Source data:
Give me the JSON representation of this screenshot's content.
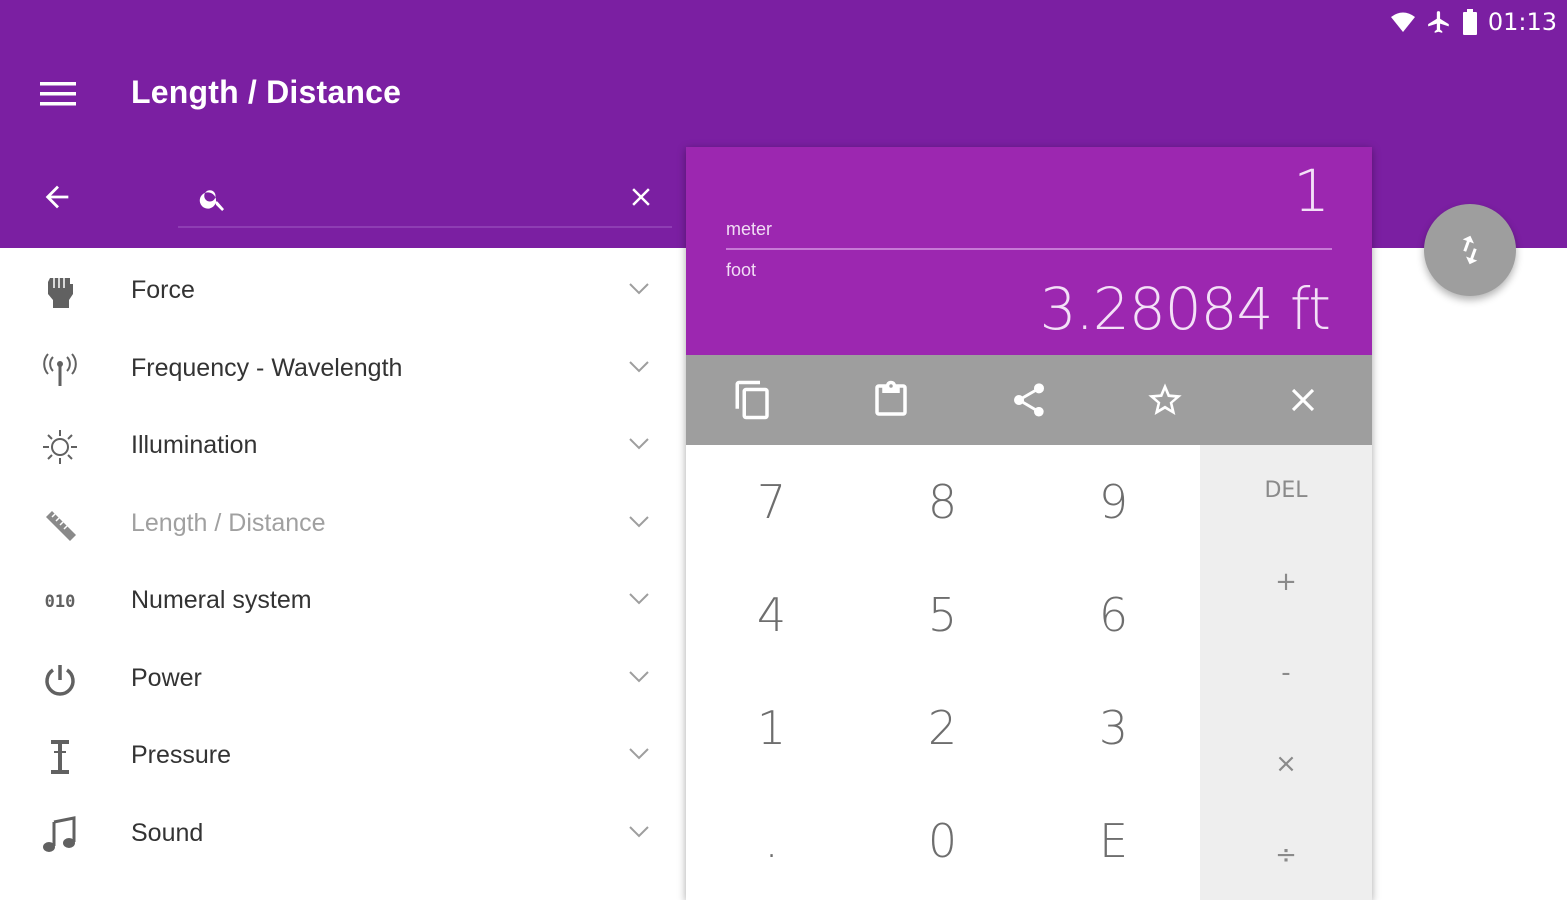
{
  "status_bar": {
    "time": "01:13",
    "icons": [
      "wifi-icon",
      "airplane-icon",
      "battery-icon"
    ]
  },
  "app_bar": {
    "title": "Length / Distance",
    "menu_icon": "menu-icon"
  },
  "search": {
    "placeholder": "",
    "value": "",
    "search_icon": "search-icon",
    "back_icon": "arrow-left-icon",
    "clear_icon": "close-icon"
  },
  "categories": [
    {
      "label": "Force",
      "icon": "fist-icon"
    },
    {
      "label": "Frequency - Wavelength",
      "icon": "antenna-icon"
    },
    {
      "label": "Illumination",
      "icon": "sun-icon"
    },
    {
      "label": "Length / Distance",
      "icon": "ruler-icon",
      "selected": true
    },
    {
      "label": "Numeral system",
      "icon": "binary-icon",
      "icon_text": "010"
    },
    {
      "label": "Power",
      "icon": "power-icon"
    },
    {
      "label": "Pressure",
      "icon": "pressure-icon"
    },
    {
      "label": "Sound",
      "icon": "music-note-icon"
    }
  ],
  "converter": {
    "input_value": "1",
    "from_unit": "meter",
    "to_unit": "foot",
    "result": "3.28084 ft",
    "actions": [
      "copy-icon",
      "clipboard-icon",
      "share-icon",
      "star-icon",
      "close-icon"
    ]
  },
  "keypad": {
    "digits": [
      "7",
      "8",
      "9",
      "4",
      "5",
      "6",
      "1",
      "2",
      "3",
      ".",
      "0",
      "E"
    ],
    "operators": [
      "DEL",
      "+",
      "-",
      "×",
      "÷"
    ]
  },
  "colors": {
    "primary": "#7b1fa2",
    "accent": "#9c27b0",
    "action_bar": "#9e9e9e",
    "op_panel": "#eeeeee"
  }
}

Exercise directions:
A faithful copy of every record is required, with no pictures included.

Response:
Give me the JSON representation of this screenshot's content.
{
  "status_bar": {
    "time": "01:13",
    "icons": [
      "wifi-icon",
      "airplane-icon",
      "battery-icon"
    ]
  },
  "app_bar": {
    "title": "Length / Distance",
    "menu_icon": "menu-icon"
  },
  "search": {
    "placeholder": "",
    "value": "",
    "search_icon": "search-icon",
    "back_icon": "arrow-left-icon",
    "clear_icon": "close-icon"
  },
  "categories": [
    {
      "label": "Force",
      "icon": "fist-icon"
    },
    {
      "label": "Frequency - Wavelength",
      "icon": "antenna-icon"
    },
    {
      "label": "Illumination",
      "icon": "sun-icon"
    },
    {
      "label": "Length / Distance",
      "icon": "ruler-icon",
      "selected": true
    },
    {
      "label": "Numeral system",
      "icon": "binary-icon",
      "icon_text": "010"
    },
    {
      "label": "Power",
      "icon": "power-icon"
    },
    {
      "label": "Pressure",
      "icon": "pressure-icon"
    },
    {
      "label": "Sound",
      "icon": "music-note-icon"
    }
  ],
  "converter": {
    "input_value": "1",
    "from_unit": "meter",
    "to_unit": "foot",
    "result": "3.28084 ft",
    "actions": [
      "copy-icon",
      "clipboard-icon",
      "share-icon",
      "star-icon",
      "close-icon"
    ]
  },
  "keypad": {
    "digits": [
      "7",
      "8",
      "9",
      "4",
      "5",
      "6",
      "1",
      "2",
      "3",
      ".",
      "0",
      "E"
    ],
    "operators": [
      "DEL",
      "+",
      "-",
      "×",
      "÷"
    ]
  },
  "colors": {
    "primary": "#7b1fa2",
    "accent": "#9c27b0",
    "action_bar": "#9e9e9e",
    "op_panel": "#eeeeee"
  }
}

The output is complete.